(Name(s) have been changed to protect the privacy of the individual(s).)

Photo Credit: Flickr – Nayeem KALAM

Domestic Violence & Sexual Assault – A Journey to Safety

Lone Star Legal Aid’s Low Income Taxpayer Clinic helps families with tax problems. Sometimes the tax problems are extreme. Here’s the story of Alamenia and her amazing recovery from a million dollar tax debt.

Alamenia had never seen the box in her attic. She was surprised when “Marty,” her ex-husband, called to tell her to find the box. Her surprise turned to curiosity as she headed to the attic. Marty had gone to prison after their divorce; he had kidnapped an elderly woman and demanded $500,000 in ransom from her family. Even though they had divorced before her husband kidnapped his victim, Alamenia was devastated and didn’t understand why her ex would commit a heinous crime when they had two beautiful children. Why risk missing out on all the milestones and events in their young lives?

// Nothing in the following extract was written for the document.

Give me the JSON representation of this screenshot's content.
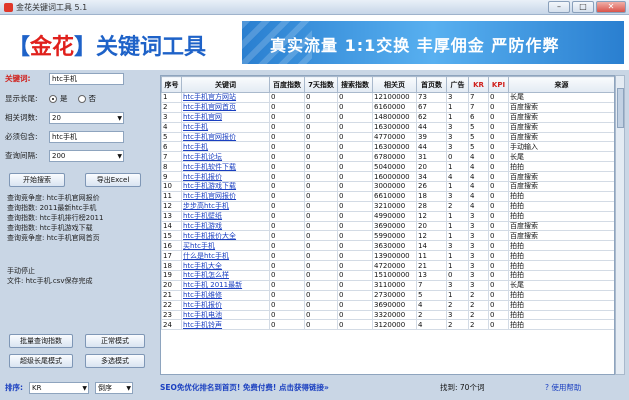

The box held the shocking answers. Inside the box, Alamenia found three years’ worth of letters from the IRS. It turns out that the IRS was trying to collect back taxes that Marty had failed to pay and had kept hidden from Alamenia. Marty owed the IRS an astounding $1,000,000 in back taxes. During the 9 years they were married Marty operated a construction business and assured Alamenia that he was handling all of the accounting and tax obligations. The business was doing well and Alamenia was able to focus on raising their children, including their autistic son, while Marty ran the business and provided for the family. Alamenia hoped that when the children were old enough to attend school she would have the time to pursue her own dreams. Alamenia and Marty spent many hours apart while he worked and she cared for their children. Over the years, Marty changed from a supportive husband into someone Alamenia didn’t recognize. The vague rumors of cheating were followed by Marty’s trips abroad. Marty purchased expensive cars and jewelry, not for Alamenia, but for himself. With her focus on raising their children, Alamenia missed the signs that Marty was not the man she had married. After the rumors intensified and became her reality, Alamenia divorced Marty.

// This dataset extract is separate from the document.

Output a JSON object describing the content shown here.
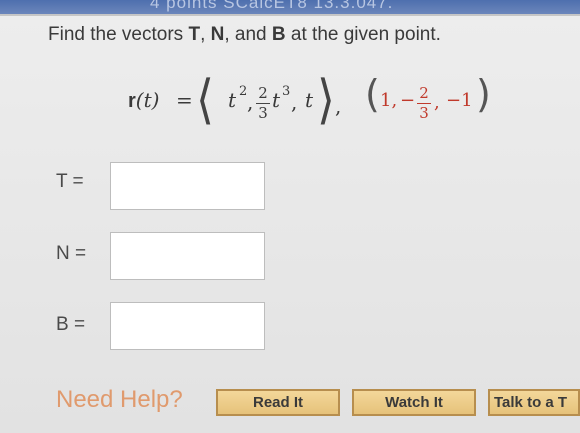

Karyna Lopez, the manager of LSLA’s Low Income Taxpayer Clinic, immediately knew what to do to help Alamenia with her tax problem. Attorney Lopez interviewed Alamenia and advised her regarding her rights to an Offer in Compromise. Attorney Lopez wrote Alamenia’s story and presented it to the IRS, along with documentation of her financial hardship. Attorney Lopez argued for a reduction in liability based upon community income, asking that the debt be forgiven due to the uncertainty of its collectability. The IRS granted Alamenia’s Offer in Compromise, lowering her debt from over $1,000,000 to $1. Alamenia gratefully paid the $1.

Legal aid helps families move forward to realize their dreams. With help from LSLA to successfully resolve her tax debt, Alamenia is now able to focus on providing a better life for her family.

Tax – A Million Dollar Tax Story